[Dataset rows describing interfaces]
>>>

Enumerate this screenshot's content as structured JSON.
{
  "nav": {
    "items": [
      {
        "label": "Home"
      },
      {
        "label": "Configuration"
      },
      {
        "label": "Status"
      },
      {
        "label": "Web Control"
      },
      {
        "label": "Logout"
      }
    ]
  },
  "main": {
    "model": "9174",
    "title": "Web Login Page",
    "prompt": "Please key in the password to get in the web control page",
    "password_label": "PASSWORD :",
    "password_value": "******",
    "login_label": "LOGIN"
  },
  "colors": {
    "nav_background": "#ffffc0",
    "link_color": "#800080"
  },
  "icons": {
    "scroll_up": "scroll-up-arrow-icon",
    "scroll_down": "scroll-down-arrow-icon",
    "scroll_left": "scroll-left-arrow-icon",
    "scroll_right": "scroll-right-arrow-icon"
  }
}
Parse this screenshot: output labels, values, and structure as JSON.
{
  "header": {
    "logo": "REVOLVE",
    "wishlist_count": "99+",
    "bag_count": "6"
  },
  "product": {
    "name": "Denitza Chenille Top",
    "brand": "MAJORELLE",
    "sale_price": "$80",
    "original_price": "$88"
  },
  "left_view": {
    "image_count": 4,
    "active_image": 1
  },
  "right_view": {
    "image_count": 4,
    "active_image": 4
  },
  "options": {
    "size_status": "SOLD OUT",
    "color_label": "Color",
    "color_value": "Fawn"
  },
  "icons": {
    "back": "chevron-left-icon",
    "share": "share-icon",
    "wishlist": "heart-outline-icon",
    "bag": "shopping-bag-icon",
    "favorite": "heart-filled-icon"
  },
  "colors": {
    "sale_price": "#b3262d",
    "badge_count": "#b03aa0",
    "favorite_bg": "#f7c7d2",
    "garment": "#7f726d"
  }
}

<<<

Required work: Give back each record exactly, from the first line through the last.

Answer below:
Enumerate this screenshot's content as structured JSON.
{
  "nav": {
    "items": [
      {
        "label": "Home"
      },
      {
        "label": "Configuration"
      },
      {
        "label": "Status"
      },
      {
        "label": "Web Control"
      },
      {
        "label": "Logout"
      }
    ]
  },
  "main": {
    "model": "9174",
    "title": "Web Login Page",
    "prompt": "Please key in the password to get in the web control page",
    "password_label": "PASSWORD :",
    "password_value": "******",
    "login_label": "LOGIN"
  },
  "colors": {
    "nav_background": "#ffffc0",
    "link_color": "#800080"
  },
  "icons": {
    "scroll_up": "scroll-up-arrow-icon",
    "scroll_down": "scroll-down-arrow-icon",
    "scroll_left": "scroll-left-arrow-icon",
    "scroll_right": "scroll-right-arrow-icon"
  }
}
Parse this screenshot: output labels, values, and structure as JSON.
{
  "header": {
    "logo": "REVOLVE",
    "wishlist_count": "99+",
    "bag_count": "6"
  },
  "product": {
    "name": "Denitza Chenille Top",
    "brand": "MAJORELLE",
    "sale_price": "$80",
    "original_price": "$88"
  },
  "left_view": {
    "image_count": 4,
    "active_image": 1
  },
  "right_view": {
    "image_count": 4,
    "active_image": 4
  },
  "options": {
    "size_status": "SOLD OUT",
    "color_label": "Color",
    "color_value": "Fawn"
  },
  "icons": {
    "back": "chevron-left-icon",
    "share": "share-icon",
    "wishlist": "heart-outline-icon",
    "bag": "shopping-bag-icon",
    "favorite": "heart-filled-icon"
  },
  "colors": {
    "sale_price": "#b3262d",
    "badge_count": "#b03aa0",
    "favorite_bg": "#f7c7d2",
    "garment": "#7f726d"
  }
}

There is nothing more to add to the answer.